the gentlewoman

The Reader

This summer, Faith Leeves, 24, and Cindy Liberman, 23, are taking a road-trip like no other, visiting eight cities across the UK offering bra-fitting expertise from their newly renovated, mobile changing-room – a baby pink, 2000 Ford Transit 230 TD. Their lingerie company, Lara Intimates, designs and hand crafts a collection of super-soft pieces made from offcuts and surplus fabrics, and in less than a year since starting their business, the brand is already being championed by a club of cool girls with a conscience. Here, this month’s Readers sit down with Lucy Milligan to discuss literary recommendations, unconventional shopkeeping and the joy of sustainable smalls.

Faith & Cindy

Lucy: I must admit, I had never heard of body contour until now: what drew you both to study the art of cutting, shaping and fitting “intimate apparel”?

Faith: After finishing my A-levels, I worked at Beyond Retro in Brighton – my hometown. It was my job to organise the vintage swimwear and lingerie, and I found their construction completely fascinating. I’ve always loved clothes, though not necessarily fashion, so I thought the course at London College of Fashion would be a good foundation.

Cindy: My interest was always in the technical side of fashion: pattern cutting, the structure of a garment, how you achieve a perfect fit, and that naturally lends itself to bras better than it does a T-shirt. I’m from Boston originally, but New York felt too competitive, and I’m too pale for LA, so I started looking in the UK and you can actually only study body contour at two universities: DeMonfort University in Leicester, and LCF.

L: And now you’re taking your expertise to the masses.

F: It started as a joke – we thought it would be fun to drive around festivals and sell bras. But when we started looking at ways to expand the business, pop-up boutiques just didn’t feel like a new thing any more, and we came back to the idea of the tour more seriously. We found the bus on eBay.

C: It’s an old minibus. It’s huge, and now it’s pink, with our logo – yes, a pair of boobs – on the side. Securing the permits has been hilarious; imagine trying to explain this to Bristol Council, where we’ll be on June 16th, for example.

L: Ha! Do you like to read in a moving vehicle? Some people get motion sickness.

F: I prefer to look out the window, so I’m a fan of audiobooks. Recently I’ve been listening to The Vagina Monologues, read by the author Eve Ensler.

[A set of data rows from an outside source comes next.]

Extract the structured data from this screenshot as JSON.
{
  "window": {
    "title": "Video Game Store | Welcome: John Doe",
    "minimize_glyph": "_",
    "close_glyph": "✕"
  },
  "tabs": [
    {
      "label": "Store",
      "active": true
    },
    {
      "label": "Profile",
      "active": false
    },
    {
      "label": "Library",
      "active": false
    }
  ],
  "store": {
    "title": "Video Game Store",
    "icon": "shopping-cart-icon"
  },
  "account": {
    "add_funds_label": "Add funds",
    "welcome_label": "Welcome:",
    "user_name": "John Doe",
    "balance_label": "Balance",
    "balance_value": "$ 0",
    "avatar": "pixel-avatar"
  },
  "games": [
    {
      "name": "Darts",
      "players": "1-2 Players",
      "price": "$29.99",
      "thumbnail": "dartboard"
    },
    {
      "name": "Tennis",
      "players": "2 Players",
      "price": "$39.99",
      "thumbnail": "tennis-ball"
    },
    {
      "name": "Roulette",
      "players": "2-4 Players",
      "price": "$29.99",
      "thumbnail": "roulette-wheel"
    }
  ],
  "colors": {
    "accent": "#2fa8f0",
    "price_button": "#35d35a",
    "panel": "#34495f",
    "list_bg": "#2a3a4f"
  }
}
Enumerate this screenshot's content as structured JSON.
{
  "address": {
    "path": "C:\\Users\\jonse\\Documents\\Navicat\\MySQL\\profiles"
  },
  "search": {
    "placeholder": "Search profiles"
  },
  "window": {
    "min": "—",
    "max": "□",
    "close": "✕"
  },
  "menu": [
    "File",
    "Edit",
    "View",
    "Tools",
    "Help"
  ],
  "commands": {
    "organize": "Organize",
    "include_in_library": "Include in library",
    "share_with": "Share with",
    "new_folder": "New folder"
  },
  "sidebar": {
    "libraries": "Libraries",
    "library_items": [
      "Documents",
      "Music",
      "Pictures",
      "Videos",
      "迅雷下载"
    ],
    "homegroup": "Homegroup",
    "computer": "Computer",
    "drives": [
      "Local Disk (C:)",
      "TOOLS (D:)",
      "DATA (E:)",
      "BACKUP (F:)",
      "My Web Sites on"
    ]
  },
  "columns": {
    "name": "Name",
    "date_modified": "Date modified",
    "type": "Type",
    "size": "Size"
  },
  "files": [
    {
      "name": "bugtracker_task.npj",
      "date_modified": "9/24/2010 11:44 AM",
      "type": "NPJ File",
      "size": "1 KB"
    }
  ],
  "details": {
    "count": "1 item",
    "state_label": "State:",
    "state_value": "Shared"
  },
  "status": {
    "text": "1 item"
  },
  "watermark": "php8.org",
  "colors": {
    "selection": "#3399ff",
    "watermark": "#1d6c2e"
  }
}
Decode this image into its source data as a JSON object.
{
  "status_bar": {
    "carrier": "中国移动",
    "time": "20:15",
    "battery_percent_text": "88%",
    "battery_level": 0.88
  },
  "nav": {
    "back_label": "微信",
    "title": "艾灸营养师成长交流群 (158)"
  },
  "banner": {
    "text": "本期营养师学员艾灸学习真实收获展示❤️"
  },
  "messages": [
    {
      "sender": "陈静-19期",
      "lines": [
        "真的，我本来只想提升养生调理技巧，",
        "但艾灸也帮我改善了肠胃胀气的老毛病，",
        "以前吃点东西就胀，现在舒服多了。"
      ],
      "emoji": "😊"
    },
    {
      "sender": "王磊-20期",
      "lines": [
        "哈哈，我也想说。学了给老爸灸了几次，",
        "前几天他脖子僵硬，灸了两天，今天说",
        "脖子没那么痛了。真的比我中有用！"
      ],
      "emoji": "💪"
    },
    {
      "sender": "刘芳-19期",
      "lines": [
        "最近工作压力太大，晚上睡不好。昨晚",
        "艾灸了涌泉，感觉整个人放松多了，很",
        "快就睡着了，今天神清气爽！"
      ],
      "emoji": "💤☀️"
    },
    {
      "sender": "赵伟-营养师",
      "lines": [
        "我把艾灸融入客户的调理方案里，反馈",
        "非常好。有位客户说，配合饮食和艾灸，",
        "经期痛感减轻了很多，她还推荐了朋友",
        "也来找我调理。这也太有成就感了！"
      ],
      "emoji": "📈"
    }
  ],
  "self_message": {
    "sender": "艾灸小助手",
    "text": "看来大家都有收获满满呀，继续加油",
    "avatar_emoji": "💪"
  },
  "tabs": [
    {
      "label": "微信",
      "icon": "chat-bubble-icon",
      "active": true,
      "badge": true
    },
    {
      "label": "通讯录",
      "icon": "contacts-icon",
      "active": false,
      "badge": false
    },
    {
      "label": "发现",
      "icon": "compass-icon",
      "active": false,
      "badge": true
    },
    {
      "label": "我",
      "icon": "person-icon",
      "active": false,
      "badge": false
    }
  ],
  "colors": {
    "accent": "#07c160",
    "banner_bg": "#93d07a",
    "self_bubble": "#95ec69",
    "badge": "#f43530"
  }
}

It’s intense but so funny – I’ve been crying with laughter.

L: And which books do you read when stationary?

C: I started Slouching Towards Bethlehem by Joan Didion, but forgot to take it on holiday, so picked up a copy of her novel Democracy. Now I’m halfway through each and alternate between the two.

L: Do you keep any books in the studio?

F: A friend bought me The Creative Shopkeeper by Lucy Johnston, a book about interesting small businesses with unconventional approaches. It’s been a real source of inspiration for us, to see these new, more experimental retail spaces.

L: Like a pink bus.

C: Exactly. It’s fun and a bit silly while still being an approachable retail context. But we also offer fittings at our studio in Soho, so women can make an appointment and pop in on their lunch hour – it’s very relaxed. We’re offering an alternative shopping experience, and the feedback from customers has been really positive.

L: Most women dread shopping for a new bra.

C: I think that’s because most lingerie takes itself so seriously. But our customer doesn’t want something lacy and fussy. We will never make £200 “special occasion” underwear; we’re only interested in making things people wear every day. Our bras cost around £60.

F: Plus, we hand-make every bra, cutting the pattern for a particular size into sets of two or four, depending on the demand, so we’re not sitting on unused stock. It’s a very efficient system.

L: And obviously using offcuts is more environmentally friendly, right?

C: That’s something we’re passionate about. We’re even coming up with ideas of how to use the offcuts from our offcuts – we’re thinking maybe some sort of cozy, duvet-style dressing gown.

F: Even so, our fabric waste is so minimal, we would actually only be producing about two a year, so those would be very special pieces. The only thing we know for sure is nothing will be thrown away. The fabric already exists; it deserves to be used.

Interview by Lucy Milligan. Photograph courtesy of Lara Intimates. Would you like to be the next featured reader? Then sign-up sister and tell us about yourself!